In the days following Nov. 28, with Gatlinburg closed to all by emergency personnel, McLean and Johnson attended the daily press briefings, hoping to learn Buckberry’s fate. On the third day, a National Park Service official took them aside and reported only one building remained.

On Dec. 1, for one hour, McLean, his wife, Janet (Knoxville ’71), and Johnson returned to the rubble of what had been. The fire left ash and destruction as it played hopscotch, burning above and below and around the one remaining structure of rooms.
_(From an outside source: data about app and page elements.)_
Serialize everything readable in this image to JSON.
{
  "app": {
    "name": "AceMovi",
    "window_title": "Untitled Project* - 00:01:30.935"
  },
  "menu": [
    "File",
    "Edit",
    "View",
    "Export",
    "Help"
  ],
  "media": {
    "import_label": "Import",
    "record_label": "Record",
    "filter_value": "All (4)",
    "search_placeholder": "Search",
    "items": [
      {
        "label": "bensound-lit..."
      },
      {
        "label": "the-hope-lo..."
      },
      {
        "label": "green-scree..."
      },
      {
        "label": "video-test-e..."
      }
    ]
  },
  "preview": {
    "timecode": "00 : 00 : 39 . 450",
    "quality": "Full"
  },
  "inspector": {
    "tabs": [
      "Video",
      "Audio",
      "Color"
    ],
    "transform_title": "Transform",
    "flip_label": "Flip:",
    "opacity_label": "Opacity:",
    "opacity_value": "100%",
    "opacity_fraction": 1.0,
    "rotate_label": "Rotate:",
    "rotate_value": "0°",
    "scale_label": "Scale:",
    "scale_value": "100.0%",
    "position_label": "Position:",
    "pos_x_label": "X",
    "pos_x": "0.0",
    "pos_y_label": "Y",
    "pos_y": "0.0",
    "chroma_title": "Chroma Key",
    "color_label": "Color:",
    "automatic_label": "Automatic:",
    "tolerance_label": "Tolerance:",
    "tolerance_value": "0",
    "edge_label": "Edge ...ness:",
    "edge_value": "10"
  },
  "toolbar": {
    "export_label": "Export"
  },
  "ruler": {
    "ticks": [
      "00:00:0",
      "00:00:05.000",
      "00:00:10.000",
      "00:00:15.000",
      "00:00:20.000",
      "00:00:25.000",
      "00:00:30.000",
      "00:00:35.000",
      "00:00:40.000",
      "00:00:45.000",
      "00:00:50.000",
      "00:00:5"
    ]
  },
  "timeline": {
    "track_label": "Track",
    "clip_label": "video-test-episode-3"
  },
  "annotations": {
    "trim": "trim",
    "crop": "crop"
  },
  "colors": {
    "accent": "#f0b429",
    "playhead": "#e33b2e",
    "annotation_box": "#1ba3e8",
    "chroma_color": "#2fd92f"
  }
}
Trying to take in the magnitude of the loss, they wandered the property.

“We started to think, ‘Where are the things?’ Then we realized that everything had been burned up. There was nothing but ashes,” McLean says.

The antiques, the family heirlooms like the Scottish military horse hair sporrans or the Kentucky long rifles or the drum major bear highland headdress—all destroyed.

Beside the rubble of a burned building, under a blackened tree encircled by the ashy remains of a bench and rocking chairs, Janet found a rocking chair, charred on one leg. It had survived.

Henri Grissino- Mayer’s experience and research with dendrochronology helped predict the November 2016 fires that ravaged Gatlinburg.

“I think we ought to use the rocking chair to pray for the resurrection and restoring of the mountains and Buckberry,” she said to the others.

The chair will have a place of honor in the rebuilt lodge, which takes its name from Buckberry Creek that runs through the property. It will be part of a new story woven around and through the lodge. For they do plan to rebuild, to again welcome visitors to views of Mount LeConte. The spirit of the lodge will survive the fire, just as the buckberry bush survives fires. The buckberry, with its deep roots, clings to mountainsides. Adapted to fires, the roots regenerate life. New life will come to the mountains, too, with green buds pushing aside the blackened earth.

“When the mountains come up this spring, they will be beautiful again,” McLean says. “The great thing is they were not scarred like they could have been.”’

A trout lily blooms near a log that was burned in the Chimney Tops 2 fire on the Cove Hardwood nature trail near the Chimneys picnic area in Great Smoky Mountains National Park. Photo by Gina Stafford

The fire, declared contained on Dec. 16, left about 18,000 acres and almost 2,500 structures burned. Sevier County officials have estimated damages at $500 million.


Fire crews work to clear debris on a road near Gatlinburg. Photo by Bruce McCamish

Just after the fire, McLean wondered if he could rebuild.

“I’m 70. Do I have one more left in me?” he says.

But then, through social media and letters, those gueststurned- friends reached out to share the stories of peace and healing they found at Buckberry. As one guest wrote about his family’s stay in a newsletter after the fire, “It had refreshed and renewed us no differently than if we had bathed in the River Jordan.”

Those friends also asked if Buckberry would be rebuilt. Lodge employees gathered the comments into a book that they gave McLean at Christmas. He knew then he would rebuild.

“It solidified our idea of doing that,” McLean says.

Two months after the fire, workers at Buckberry Lodge had removed the rubble, power washed the cement and cinderblock foundations, removed the stain of smoke and ash and fire. The purging that must be done for new life. Rebuilding the lodge will take about a year and half, and McLean plans to reopen in 2018.

“As long as we keep the authenticity, genuineness and ability to be absolutely real, we want to do it,” McLean says.

Sitting on the balcony of the remaining building, Johnson remembered it was the first one built in 2004.

“The irony is that we call this our guinea pig building because it was the first one that went up,” she says. “So this is helpful, too, that he is still here.”

On that balcony, the sound of life has returned to the mountain with the whirring of new electric lines being strung to the grumbling of the construction equipment. With it comes hope for the future.

“Good will come of this,” McLean says. “Good comes out of things that look like they’re adverse.”